Denis Pitner was suspended by the International Tennis Federation in August after sending information about a player to a coach during a tournament and regularly logging on to a betting account from which bets were placed on tennis matches.
"We had a flaw in our system. Denis Pitner did work as a linesman at the 2015 U.S. Open," Chris Widmaier, the USTA's managing director of corporate communications, told Reuters on Friday via email.
In a statement, the USTA said: "As we have now determined, Mr. Denis Pitner had been approved to work the U.S. Open as a linesman on July 13. The USTA was notified that Mr. Pitner was placed on the 'Do Not Credential' list on August 24.
"Mr. Pitner had already picked up his credential prior to the USTA being notified. Due to a flaw in our process, which we are investigating now, Mr. Pitner's credential was not cancelled.
"The USTA takes this matter extremely seriously and has made the investigation of what caused the error its highest priority, and will work with the newly created independent review panel to ensure instances such as this are not repeated in the future."
Pitner incurred his suspension by the ITF six months after fellow tennis umpire, Kazakhstan's Kirill Parfenov, was banned for life for contacting another official on Facebook in an attempt to manipulate the scoring of matches.
Both umpires were sanctioned for breaches of the sport's code of conduct for officials while four other umpires were also under investigation by the Tennis Integrity Unit (TIU).

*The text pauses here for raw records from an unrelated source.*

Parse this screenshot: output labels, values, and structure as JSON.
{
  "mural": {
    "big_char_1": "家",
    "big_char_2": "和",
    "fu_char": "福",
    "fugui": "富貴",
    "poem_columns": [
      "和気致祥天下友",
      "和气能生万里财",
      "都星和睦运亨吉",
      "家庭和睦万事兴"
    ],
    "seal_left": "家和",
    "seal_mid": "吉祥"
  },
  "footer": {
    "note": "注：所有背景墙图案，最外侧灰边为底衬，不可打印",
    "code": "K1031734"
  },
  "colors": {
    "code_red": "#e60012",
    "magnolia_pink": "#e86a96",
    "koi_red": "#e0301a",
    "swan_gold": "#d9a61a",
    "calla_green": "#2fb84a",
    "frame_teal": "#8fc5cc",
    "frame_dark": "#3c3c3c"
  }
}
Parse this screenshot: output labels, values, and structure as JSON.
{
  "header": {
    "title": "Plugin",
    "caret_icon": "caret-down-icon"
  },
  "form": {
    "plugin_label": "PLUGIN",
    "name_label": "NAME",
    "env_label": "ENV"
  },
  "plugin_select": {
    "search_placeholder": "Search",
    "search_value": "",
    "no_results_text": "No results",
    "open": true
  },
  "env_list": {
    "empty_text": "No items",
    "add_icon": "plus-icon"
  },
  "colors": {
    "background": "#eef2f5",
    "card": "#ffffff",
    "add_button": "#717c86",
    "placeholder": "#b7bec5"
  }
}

However, the ITF did not announce the bans for Pitner and Parfenov until earlier this week, explaining that previously its Code of Conduct did not require officials sanctioned to be named.
Tennis is still reeling from widespread allegations of corruption in the sport and the independent review panel (IRP), which was launched last month, will take at least a year to complete its investigations.
The IRP was established following media reports criticising the TIU for not adequately investigating some 16 players repeatedly flagged over suspicions they had thrown matches in the past decade.
Match-fixing allegations by the BBC and the online BuzzFeed News broke before last month's Australian Open.
The allegations were further fuelled by former Australian professional Nick Lindahl pleading guilty in January to match-fixing in a minor tournament in 2013.
A top global bookmaker also suspended betting on a suspicious match at the Australian Open.
Reporting by Mark Lamport-Stokes in Los Angeles; Editing by Larry Fine